Task goal: Report how many lines of the following entries include the string "JSON"; respond with the number alone.

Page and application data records
Segment Open
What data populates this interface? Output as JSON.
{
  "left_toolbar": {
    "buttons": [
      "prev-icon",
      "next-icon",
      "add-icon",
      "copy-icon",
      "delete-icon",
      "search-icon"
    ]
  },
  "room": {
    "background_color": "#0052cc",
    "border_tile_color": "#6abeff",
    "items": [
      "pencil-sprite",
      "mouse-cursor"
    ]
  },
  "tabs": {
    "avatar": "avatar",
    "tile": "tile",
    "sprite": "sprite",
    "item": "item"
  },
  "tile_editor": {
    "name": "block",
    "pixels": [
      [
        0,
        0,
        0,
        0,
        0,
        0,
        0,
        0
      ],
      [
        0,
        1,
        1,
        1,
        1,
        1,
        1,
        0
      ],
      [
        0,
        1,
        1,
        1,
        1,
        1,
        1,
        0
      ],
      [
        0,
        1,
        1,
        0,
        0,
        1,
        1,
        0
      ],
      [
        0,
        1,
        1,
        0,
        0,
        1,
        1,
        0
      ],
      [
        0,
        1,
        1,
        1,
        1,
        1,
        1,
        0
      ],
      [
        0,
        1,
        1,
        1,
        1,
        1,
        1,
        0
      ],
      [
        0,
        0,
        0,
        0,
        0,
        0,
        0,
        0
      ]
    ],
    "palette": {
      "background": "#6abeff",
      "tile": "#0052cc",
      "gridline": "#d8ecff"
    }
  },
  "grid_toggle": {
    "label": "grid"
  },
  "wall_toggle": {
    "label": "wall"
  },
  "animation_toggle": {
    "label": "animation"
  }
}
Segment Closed
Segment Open
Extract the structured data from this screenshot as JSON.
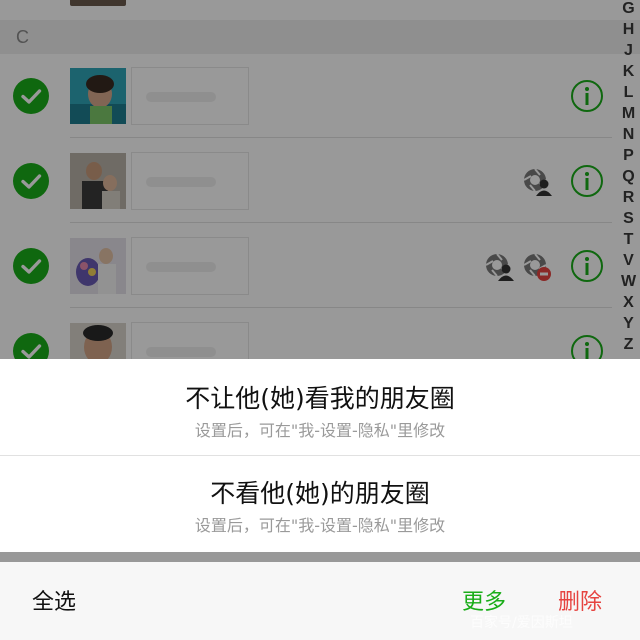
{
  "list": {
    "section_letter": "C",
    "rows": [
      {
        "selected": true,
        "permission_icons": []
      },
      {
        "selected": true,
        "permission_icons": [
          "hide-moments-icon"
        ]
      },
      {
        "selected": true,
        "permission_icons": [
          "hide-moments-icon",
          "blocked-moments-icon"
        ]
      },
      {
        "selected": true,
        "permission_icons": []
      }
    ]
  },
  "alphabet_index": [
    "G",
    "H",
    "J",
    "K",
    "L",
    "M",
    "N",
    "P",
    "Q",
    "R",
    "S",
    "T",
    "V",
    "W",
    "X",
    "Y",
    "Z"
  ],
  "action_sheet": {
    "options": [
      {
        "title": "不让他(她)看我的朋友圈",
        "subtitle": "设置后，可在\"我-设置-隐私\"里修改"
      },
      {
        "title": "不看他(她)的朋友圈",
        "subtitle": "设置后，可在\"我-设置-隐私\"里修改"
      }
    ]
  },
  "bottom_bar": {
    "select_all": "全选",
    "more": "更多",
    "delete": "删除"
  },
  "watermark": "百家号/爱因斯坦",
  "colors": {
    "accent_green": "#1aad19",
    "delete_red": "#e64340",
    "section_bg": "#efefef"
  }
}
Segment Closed
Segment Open
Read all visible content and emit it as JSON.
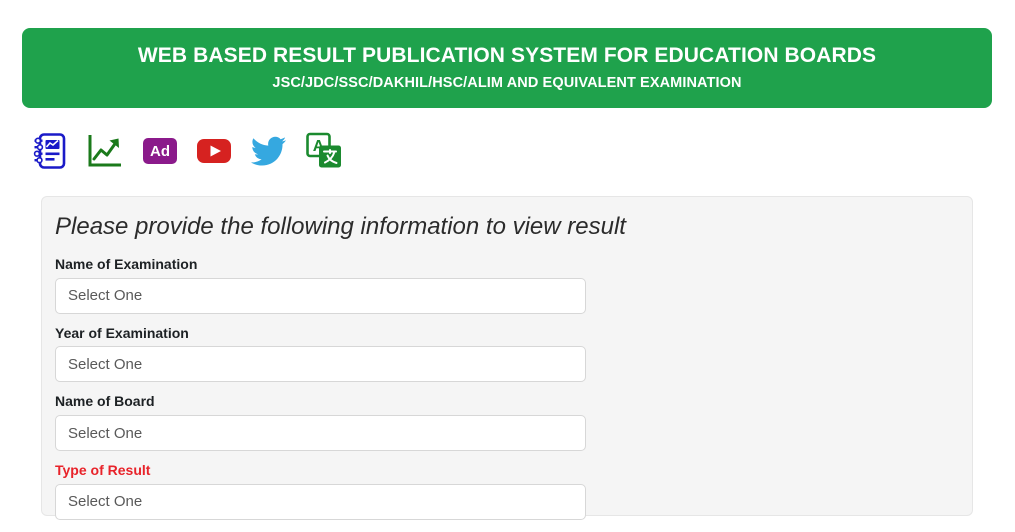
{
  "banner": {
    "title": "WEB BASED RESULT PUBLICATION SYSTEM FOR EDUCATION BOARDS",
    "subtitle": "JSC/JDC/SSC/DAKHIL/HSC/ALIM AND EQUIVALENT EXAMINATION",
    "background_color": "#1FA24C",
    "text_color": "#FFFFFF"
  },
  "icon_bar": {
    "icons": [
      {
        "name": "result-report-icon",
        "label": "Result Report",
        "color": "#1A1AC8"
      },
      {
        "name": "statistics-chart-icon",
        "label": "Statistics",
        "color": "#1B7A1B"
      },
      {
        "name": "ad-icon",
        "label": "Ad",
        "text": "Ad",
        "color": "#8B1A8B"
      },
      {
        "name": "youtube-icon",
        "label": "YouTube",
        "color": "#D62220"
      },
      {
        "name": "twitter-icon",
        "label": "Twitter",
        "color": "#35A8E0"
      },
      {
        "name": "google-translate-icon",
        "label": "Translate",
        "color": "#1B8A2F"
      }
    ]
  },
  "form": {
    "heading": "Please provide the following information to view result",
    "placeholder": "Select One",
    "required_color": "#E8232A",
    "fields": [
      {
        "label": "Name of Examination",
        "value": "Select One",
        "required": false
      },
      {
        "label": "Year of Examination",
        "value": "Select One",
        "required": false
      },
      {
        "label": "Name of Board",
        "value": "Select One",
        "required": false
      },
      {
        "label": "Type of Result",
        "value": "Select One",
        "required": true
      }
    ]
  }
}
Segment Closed
Exercise answer: 3